NEA’s Tips for Teachers on Body Language

Self-Care for a Stress-Free April!

Exercise more, eat healthy snacks, get a good night’s sleep… We hear these mantras daily in the media suggesting the newest remedy to combat stress. Campuses are also coming up with creative ways to relieve stress.

Find out below what is working in our Austin schools as well as quick mood enhancers that are proven easy and effective. Travis Heights classroom climate - student snack sign up classroom community building and self-care

At Travis Heights, students sign up for healthy snacks to share with the class. 

How to promote self-care if you have 2 minutes:
  • Let someone know you’re thinking of them
  • Give kudos to someone
  • Send some possible dates to get together with someone
  • Smile
  • Stretch
  • Take a few deep breaths
  • Thank someone

Oak Springs April Fool Skit
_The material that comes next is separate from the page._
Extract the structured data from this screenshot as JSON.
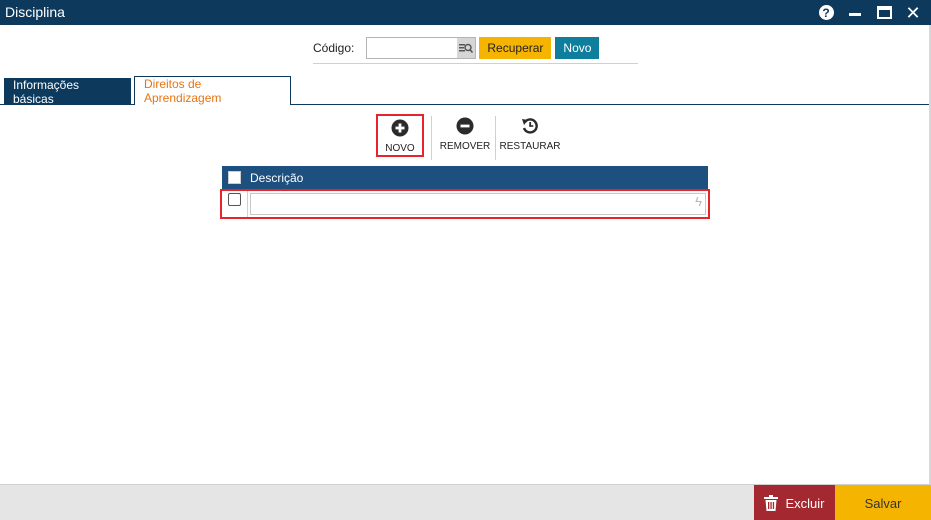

Nothing beats a laugh to start off your day! The PALS at Oak Springs showcased their comedic talents at their morning seminar to alleviate some testing anxiety and take advantage of April Fools’ Day.

How to promote self-care if you have 5 minutes:
  • Send people in your life a brief personal update
  • Write a thank you card
  • Reflect on what you need relationally in your life right now, and can ask for
  • Respond to an email that’s been nagging you
  • Sit quietly
  • Have a brief conversation with someone you don’t normally interact with
  • Take a short walk

Travis Heights culture - lunch bunch movie watch

In another class at Travis Heights, students enjoy a movie during their lunch bunch. 

How to promote self-care if you have 30 minutes:
  • Play a game with a child or adult
  • Cook with someone
  • Go for a walk with a friend or family member
  • Eat lunch with a colleague
  • Have a “walking meeting” with someone rather than sitting in the office
  • Rearrange or spruce up your work area

Lee STARR Secrets

Lee Elementary students shared their testing tips by writing acrostic poems with their names
How to promote self-care ideas at school:
  • Start faculty, grade level, and department meetings with shout outs
  • Acknowledge the challenges we face, and how colleagues are overcoming them successfully
  • Acknowledge the hard work of our colleagues
  • Ask staff what would lower their stress levels and help them take care of themselves, then do that
  • Make sure all students and staff know how and when they will take breaks and eat during testing days and during any abnormal schedules
  • Hire a substitute for a day to give each teacher a short (~10 minute) break, and let them know in advance so they can plan for something productive for students to do while they are gone (maybe during a test)
  • Bring your own family members/loved ones to work functions and encourage others to do the same
  • Make sure school schedules, expectations, and procedures are crystal clear for staff and students
  • Have a regular, structured communication strategy (some combination of brief faculty meetings and staff bulletins)
  • Bring healthy snacks to school to give to staff with a message of appreciation for their hard work

STARR Secret Poem

Ben’s tip for the N in his name is an important reminder to us all!

A Compassionate Educator

As we begin to feel the pressures of the upcoming tests ahead, let us be reminded of this tip from our series:

“The emotional center of the brain is so powerful that negative emotions such as hostility, anger, fear and anxiety automatically downshift the brain to basic survival thinking.

Imagine the impact on student learning in an environment dominated by academic or social pressures, threats of punishment, or peer hostility.

In such an environment, the reasoning center of the brain shuts down and students automatically prepare to flee, fight, or freeze in our tracks. The brain is so thoroughly preoccupied with survival needs that students are literally unavailable for the complex activities of the mind that learning requires. Their curiosity, wonder, and ability to focus are usurped by a state of heightened vigilance and an immediate need for protection and security.

Look for instances of this happening in yourself and your students. Ask what you can do to enhance emotional safety in your learning environment.”

Survival Mode Brain

The Committee for Children uses a simple pie graph to illustrate the three ways educators can create a positive classroom environment:

Positive Classroom Climate